our obsession with the fall of our glorious civilization. But in our obsessing over our self-deluded visions of self-destruction, we’ve also made inglorious assumptions that say more about us now than any impending doom ever would.
In Super Comet, the producers and writers are especially guilty of narcissism. A comet with the destructive power of the asteroid that burrowed its way into the Yucatan peninsula 65 million years ago and provided the final death knell of the dinosaurs slams into Earth in the twenty-first century, when all attempts at stopping it have failed. A Latino man working in Texas, scientists at the Hawaiian volcano observatory near Kilauea, a Parisian family and a tribe of Pygmies in Cameroon.
After it’s all said and done — between the fiery impact, the worldwide EMP shockwave, the burning rain, the 800-degree day and the mini-Ice Age — the world limps on, with post-industrial Europeans and hunter-gatherer Cameroonian Pygmies managing to survive. Not to mention a White male scientist hooking up with an Asian female scientist on Hawaii in the process. The dumb Latino guy kept searching for his family until he reaches the impact crater in Southern Mexico, still a smouldering mess four months after impact, while the Black guy who helps get the Hawaiian couple on board a sailboat dies in a massive Pacific storm.

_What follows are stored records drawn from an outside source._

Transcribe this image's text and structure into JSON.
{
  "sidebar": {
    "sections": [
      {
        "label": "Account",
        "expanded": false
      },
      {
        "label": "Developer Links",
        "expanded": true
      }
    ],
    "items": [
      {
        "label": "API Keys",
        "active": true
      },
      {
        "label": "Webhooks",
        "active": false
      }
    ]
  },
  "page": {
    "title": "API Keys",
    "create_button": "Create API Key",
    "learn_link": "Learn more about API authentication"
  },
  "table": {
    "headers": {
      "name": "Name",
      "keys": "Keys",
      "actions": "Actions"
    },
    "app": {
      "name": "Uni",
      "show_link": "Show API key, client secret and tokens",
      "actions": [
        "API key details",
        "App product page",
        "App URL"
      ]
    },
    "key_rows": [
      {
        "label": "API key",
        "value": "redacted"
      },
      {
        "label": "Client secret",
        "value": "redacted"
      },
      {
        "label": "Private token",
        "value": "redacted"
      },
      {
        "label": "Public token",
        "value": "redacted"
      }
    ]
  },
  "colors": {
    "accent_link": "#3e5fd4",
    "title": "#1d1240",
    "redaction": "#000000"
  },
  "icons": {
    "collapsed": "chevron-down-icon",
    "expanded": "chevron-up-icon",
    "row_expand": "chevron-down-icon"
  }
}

The subliminal message in all of this is that the world can’t continue and rebound without folks from America and Europe, with the bulk of those being, well, White folks. Though not overtly racial in bias, it’s certainly narcissistic. As if 900 million people in Sub-Saharan Africa could be reduced to Pygmies, not to mention South Asia, East Asia, South America and other parts of the world that could contribute to the rebuilding of world civilization after such a catastrophe.
But these kind of scenarios aren’t limited to Super Comet or Earth 2100. Every post-apocalyptic vision of the world after nuclear war shows civilization kaput, gone, the world without any future at all. I didn’t know that hundreds of missiles were aimed at Accra, Lagos, and Dar es Salaam, Sao Paolo, Montevideo and Rangoon. It’s as if because the rest of the developing world is in such dire straits that the producers of these docudramas have already written the Global South — not to mention ordinary indigenous people and folks of color in America and Europe — off.
It seems to me that until we get over ourselves in the US and Europe that we are doomed. Not as a world. But certainly as the world that we think is ours stops revolving around our riches and power.